Our birthday Standards Heroes have been nominated by their peers to represent all our contributors - individuals we consider to be the real heroes of standards, in Australia and internationally. We thank those who contribute their knowledge and expertise, service, and time to Standards Australia for the benefit of the Australian community.    

Jennifer George is the CEO of Strategic Commercialisation Australia Pty Ltd, a consultancy which partners with businesses to integrate Engineering and ICT innovations to build long term growth strategies. Jennifer has worked on projects in more than 50 industry sectors, including new energy, biotech, agriculture, bioinformatics, telecommunications, and Smart Cities. Jennifer is currently the chairperson for IT-268 Sustainable Cities and Communities and is a participating member of SC-001 Smart Cities Advisory Group, IT-268-00-01 ISO/TC 268 International Participation Delegates and IT-268-00-02 5G.      

How did you become involved in standards development? 

I attended a seminar about privacy standards with Engineers Australia when this committee was being established.  

What role have standards played in your career?   

Standards provide certainty for international growth and innovation scaling generally.  As a commercialisation expert working with innovators, it is good to refer others to existing standards that might help them on their journey.  

What is a project you’ve been particularly proud to have helped deliver? 

The Standards Roadmap for Smart Cities and communities as a contributory writer.  

Outside of standards development, what have been some highlights of your career? 

Commercialising more than 50 technologies and making several successful businesses that will impact human health and the environment.

What do you think the future of standardisation looks like? 

Still necessary but more difficult. The rate of change is accelerating so the current standards creation processes will need to be streamlined somehow.  Additionally, I foresee that collaborative solutions will become more prevalent so standards which operate in discreet tech will need to be integrated and the standards adapted will be quite different.  In many ways in an interconnected world standards and deliverables will be more important.
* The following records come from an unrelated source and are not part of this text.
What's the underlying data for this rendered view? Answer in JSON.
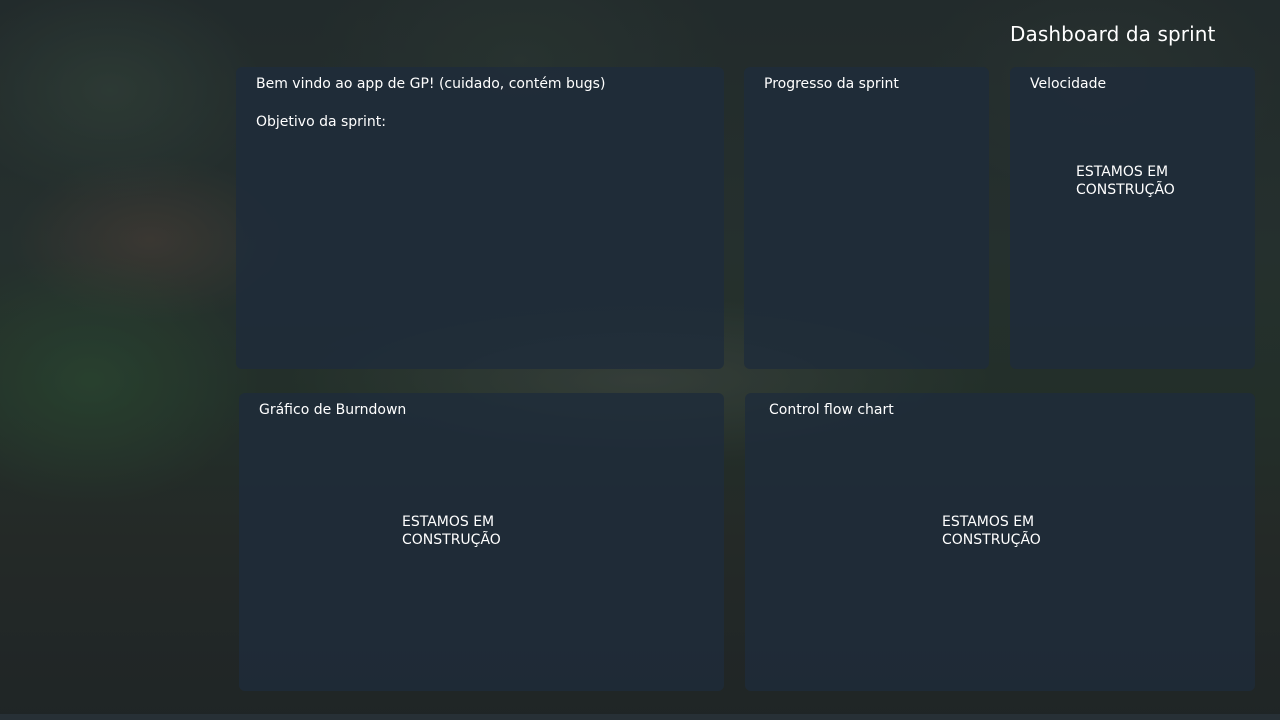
{
  "header": {
    "title": "Dashboard da sprint"
  },
  "tiles": {
    "welcome": {
      "title": "Bem vindo ao app de GP! (cuidado, contém bugs)",
      "subtitle": "Objetivo da sprint:"
    },
    "progress": {
      "title": "Progresso da sprint"
    },
    "velocity": {
      "title": "Velocidade",
      "status_line1": "ESTAMOS EM",
      "status_line2": "CONSTRUÇÃO"
    },
    "burndown": {
      "title": "Gráfico de Burndown",
      "status_line1": "ESTAMOS EM",
      "status_line2": "CONSTRUÇÃO"
    },
    "control_flow": {
      "title": "Control flow chart",
      "status_line1": "ESTAMOS EM",
      "status_line2": "CONSTRUÇÃO"
    }
  },
  "colors": {
    "tile_background": "#1e2c3a",
    "text": "#ffffff"
  }
}
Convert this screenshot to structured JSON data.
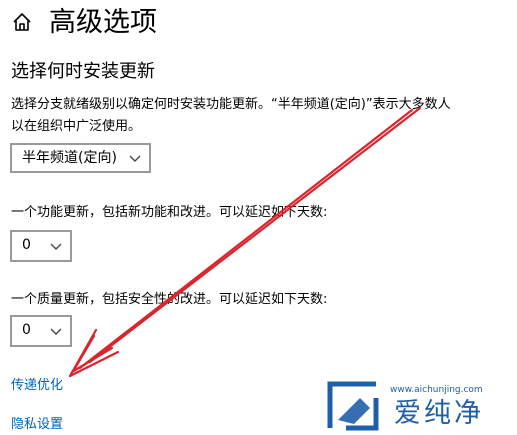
{
  "header": {
    "title": "高级选项"
  },
  "updates": {
    "heading": "选择何时安装更新",
    "description_line1": "选择分支就绪级别以确定何时安装功能更新。“半年频道(定向)”表示大多数人",
    "description_line2": "以在组织中广泛使用。",
    "branch_select_value": "半年频道(定向)",
    "feature_label": "一个功能更新，包括新功能和改进。可以延迟如下天数:",
    "feature_defer_value": "0",
    "quality_label": "一个质量更新，包括安全性的改进。可以延迟如下天数:",
    "quality_defer_value": "0"
  },
  "links": {
    "delivery_optimization": "传递优化",
    "privacy_settings": "隐私设置"
  },
  "watermark": {
    "url": "www.aichunjing.com",
    "text": "爱纯净"
  },
  "colors": {
    "link": "#0063b1",
    "annotation_arrow": "#d9262e",
    "watermark": "#1f5fa8"
  },
  "icons": {
    "home": "home-icon",
    "chevron": "chevron-down-icon"
  }
}
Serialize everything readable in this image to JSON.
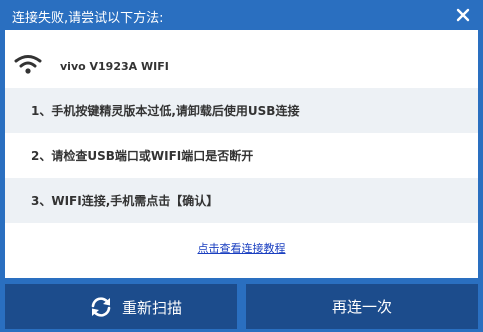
{
  "dialog": {
    "title": "连接失败,请尝试以下方法:",
    "close_icon": "close-icon"
  },
  "device": {
    "icon": "wifi-icon",
    "name": "vivo V1923A  WIFI"
  },
  "steps": [
    {
      "text": "1、手机按键精灵版本过低,请卸载后使用USB连接"
    },
    {
      "text": "2、请检查USB端口或WIFI端口是否断开"
    },
    {
      "text": "3、WIFI连接,手机需点击【确认】"
    }
  ],
  "tutorial_link": "点击查看连接教程",
  "buttons": {
    "rescan_label": "重新扫描",
    "rescan_icon": "refresh-icon",
    "reconnect_label": "再连一次"
  },
  "colors": {
    "window_blue": "#2a6fc0",
    "button_dark_blue": "#1c4c8c",
    "link_blue": "#1a3fc0",
    "row_alt": "#edf1f5"
  }
}
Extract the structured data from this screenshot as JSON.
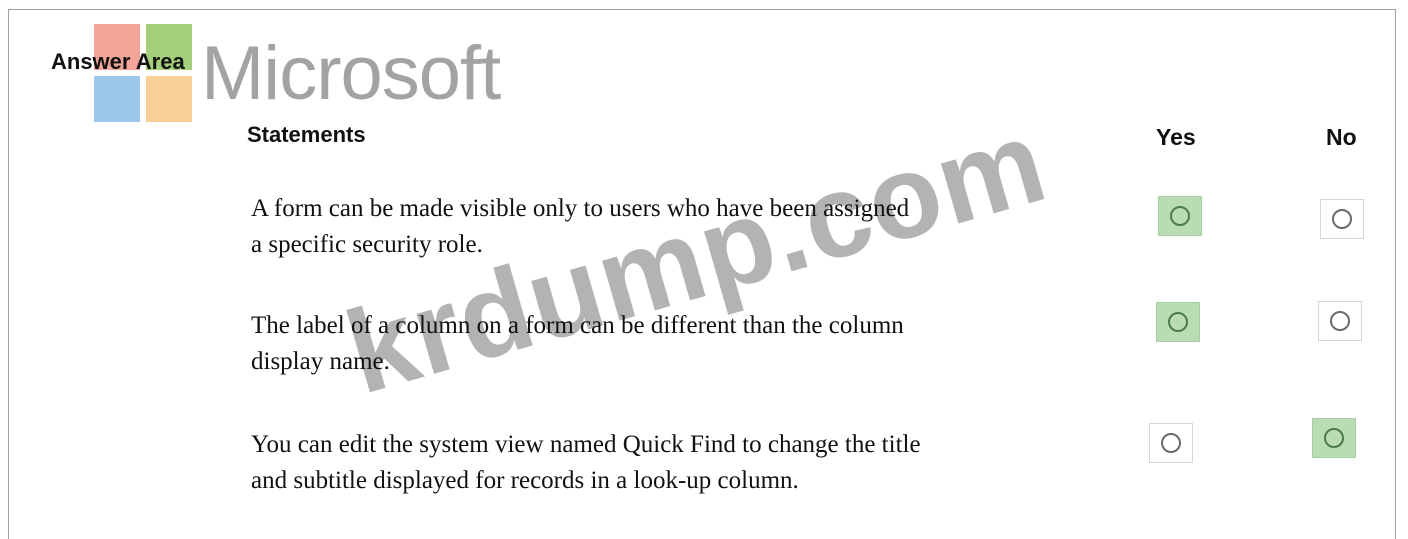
{
  "title": "Answer Area",
  "watermark_brand": "Microsoft",
  "watermark_site": "krdump.com",
  "headers": {
    "statements": "Statements",
    "yes": "Yes",
    "no": "No"
  },
  "statements": [
    {
      "line1": "A form can be made visible only to users who have been assigned",
      "line2": "a specific security role.",
      "selected": "yes"
    },
    {
      "line1": "The label of a column on a form can be different than the column",
      "line2": "display name.",
      "selected": "yes"
    },
    {
      "line1": "You can edit the system view named Quick Find to change the title",
      "line2": "and subtitle displayed for records in a look-up column.",
      "selected": "no"
    }
  ],
  "colors": {
    "selected_fill": "#b9dcb4",
    "logo_red": "#f4a59a",
    "logo_green": "#a6cf7a",
    "logo_blue": "#9cc6ea",
    "logo_yellow": "#f8cf95"
  }
}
As new climate change technologies are introduced, we will need new standards.  What works in the lab may not work in production. .

Is there anything you’d like to say or mention about Standards Australia’s centenary year? 

Thank you to the support team - Larissa Carvalho and Lauren Russo and the dedicated and articulate team of committee members who contribute their wisdom on a monthly basis.